== Exercise ==
From first line to last, give the records again word for word and omit the pictures.

== Given records ==
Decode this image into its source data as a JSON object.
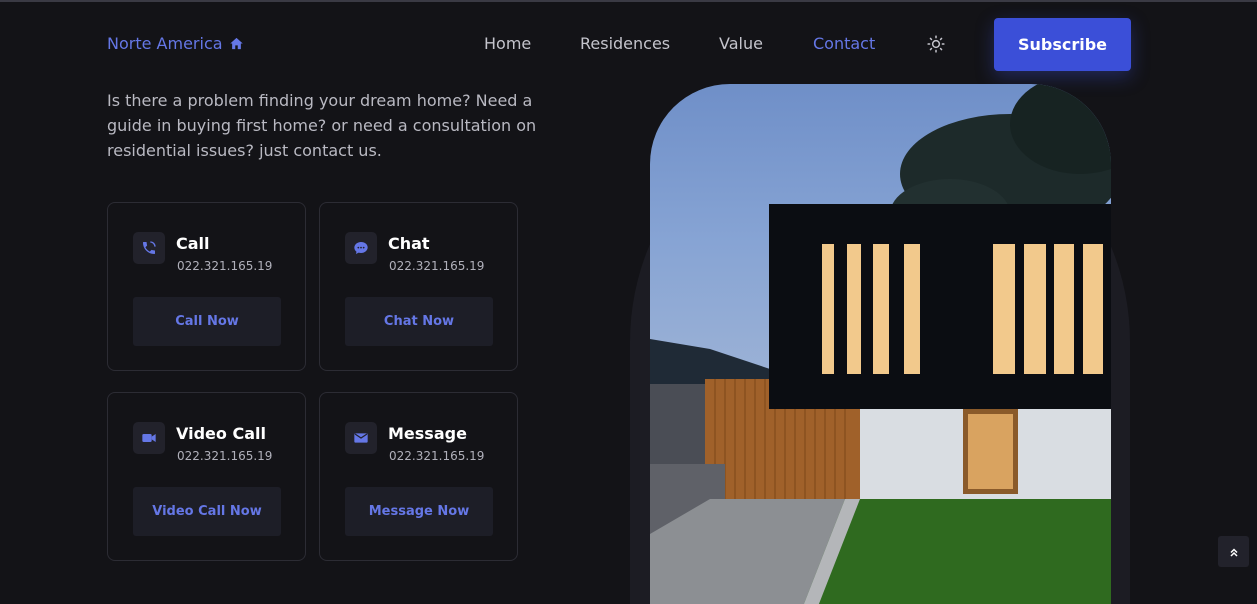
{
  "brand": {
    "name": "Norte America",
    "icon": "home-icon",
    "color": "#6577e6"
  },
  "nav": {
    "items": [
      {
        "label": "Home",
        "active": false
      },
      {
        "label": "Residences",
        "active": false
      },
      {
        "label": "Value",
        "active": false
      },
      {
        "label": "Contact",
        "active": true
      }
    ],
    "theme_icon": "sun-icon",
    "subscribe_label": "Subscribe"
  },
  "intro": {
    "text": "Is there a problem finding your dream home? Need a guide in buying first home? or need a consultation on residential issues? just contact us."
  },
  "contacts": [
    {
      "icon": "phone-icon",
      "title": "Call",
      "number": "022.321.165.19",
      "button": "Call Now"
    },
    {
      "icon": "chat-icon",
      "title": "Chat",
      "number": "022.321.165.19",
      "button": "Chat Now"
    },
    {
      "icon": "video-camera-icon",
      "title": "Video Call",
      "number": "022.321.165.19",
      "button": "Video Call Now"
    },
    {
      "icon": "mail-icon",
      "title": "Message",
      "number": "022.321.165.19",
      "button": "Message Now"
    }
  ],
  "colors": {
    "accent": "#6577e6",
    "button_bg": "#3b4fd8",
    "page_bg": "#131317"
  },
  "scroll_top_icon": "chevrons-up-icon"
}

== Response to this task ==
Decode this image into its source data as a JSON object.
{
  "brand": {
    "name": "Norte America",
    "icon": "home-icon",
    "color": "#6577e6"
  },
  "nav": {
    "items": [
      {
        "label": "Home",
        "active": false
      },
      {
        "label": "Residences",
        "active": false
      },
      {
        "label": "Value",
        "active": false
      },
      {
        "label": "Contact",
        "active": true
      }
    ],
    "theme_icon": "sun-icon",
    "subscribe_label": "Subscribe"
  },
  "intro": {
    "text": "Is there a problem finding your dream home? Need a guide in buying first home? or need a consultation on residential issues? just contact us."
  },
  "contacts": [
    {
      "icon": "phone-icon",
      "title": "Call",
      "number": "022.321.165.19",
      "button": "Call Now"
    },
    {
      "icon": "chat-icon",
      "title": "Chat",
      "number": "022.321.165.19",
      "button": "Chat Now"
    },
    {
      "icon": "video-camera-icon",
      "title": "Video Call",
      "number": "022.321.165.19",
      "button": "Video Call Now"
    },
    {
      "icon": "mail-icon",
      "title": "Message",
      "number": "022.321.165.19",
      "button": "Message Now"
    }
  ],
  "colors": {
    "accent": "#6577e6",
    "button_bg": "#3b4fd8",
    "page_bg": "#131317"
  },
  "scroll_top_icon": "chevrons-up-icon"
}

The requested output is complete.